Copy out each line of the listing below in which the string "count" occurs.

Records to process: Begin

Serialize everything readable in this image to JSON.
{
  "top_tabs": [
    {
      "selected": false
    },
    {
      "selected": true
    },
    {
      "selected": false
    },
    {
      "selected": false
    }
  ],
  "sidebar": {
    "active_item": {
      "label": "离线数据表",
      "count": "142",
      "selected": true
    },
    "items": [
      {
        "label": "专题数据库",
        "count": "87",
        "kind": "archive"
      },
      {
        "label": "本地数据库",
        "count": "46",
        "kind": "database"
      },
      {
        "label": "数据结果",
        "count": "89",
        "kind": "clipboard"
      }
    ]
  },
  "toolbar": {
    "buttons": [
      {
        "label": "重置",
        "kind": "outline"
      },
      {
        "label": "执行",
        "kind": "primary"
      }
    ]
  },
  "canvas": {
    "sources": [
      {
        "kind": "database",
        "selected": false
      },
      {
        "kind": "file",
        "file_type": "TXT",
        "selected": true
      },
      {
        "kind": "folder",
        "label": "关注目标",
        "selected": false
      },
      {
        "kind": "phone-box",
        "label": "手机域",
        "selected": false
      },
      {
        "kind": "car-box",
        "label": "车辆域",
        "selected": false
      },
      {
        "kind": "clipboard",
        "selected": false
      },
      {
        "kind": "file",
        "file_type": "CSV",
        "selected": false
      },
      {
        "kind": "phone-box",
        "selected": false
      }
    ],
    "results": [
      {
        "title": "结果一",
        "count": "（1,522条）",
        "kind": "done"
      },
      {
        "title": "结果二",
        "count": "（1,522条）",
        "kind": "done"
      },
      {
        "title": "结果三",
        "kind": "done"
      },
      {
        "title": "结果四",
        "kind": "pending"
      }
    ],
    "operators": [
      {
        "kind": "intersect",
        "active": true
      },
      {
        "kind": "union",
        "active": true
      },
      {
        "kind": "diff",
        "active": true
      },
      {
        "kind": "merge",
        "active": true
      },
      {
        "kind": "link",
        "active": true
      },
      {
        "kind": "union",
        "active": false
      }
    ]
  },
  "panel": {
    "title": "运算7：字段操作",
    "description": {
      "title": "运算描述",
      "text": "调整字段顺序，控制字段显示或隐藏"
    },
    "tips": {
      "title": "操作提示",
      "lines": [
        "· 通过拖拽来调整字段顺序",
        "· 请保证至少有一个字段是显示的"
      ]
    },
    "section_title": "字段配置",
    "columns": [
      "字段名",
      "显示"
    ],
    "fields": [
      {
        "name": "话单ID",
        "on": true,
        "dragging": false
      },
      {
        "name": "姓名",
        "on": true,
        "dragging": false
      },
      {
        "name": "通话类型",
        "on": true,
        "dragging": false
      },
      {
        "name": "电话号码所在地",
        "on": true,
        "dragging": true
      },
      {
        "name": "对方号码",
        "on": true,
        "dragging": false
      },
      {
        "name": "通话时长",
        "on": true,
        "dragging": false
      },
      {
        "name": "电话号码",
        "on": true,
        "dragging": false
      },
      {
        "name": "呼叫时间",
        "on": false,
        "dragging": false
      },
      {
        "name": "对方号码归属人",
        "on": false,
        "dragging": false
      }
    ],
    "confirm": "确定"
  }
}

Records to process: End

Solution to this task —
      "count": "142",
        "count": "87",
        "count": "46",
        "count": "89",
        "count": "（1,522条）",
        "count": "（1,522条）",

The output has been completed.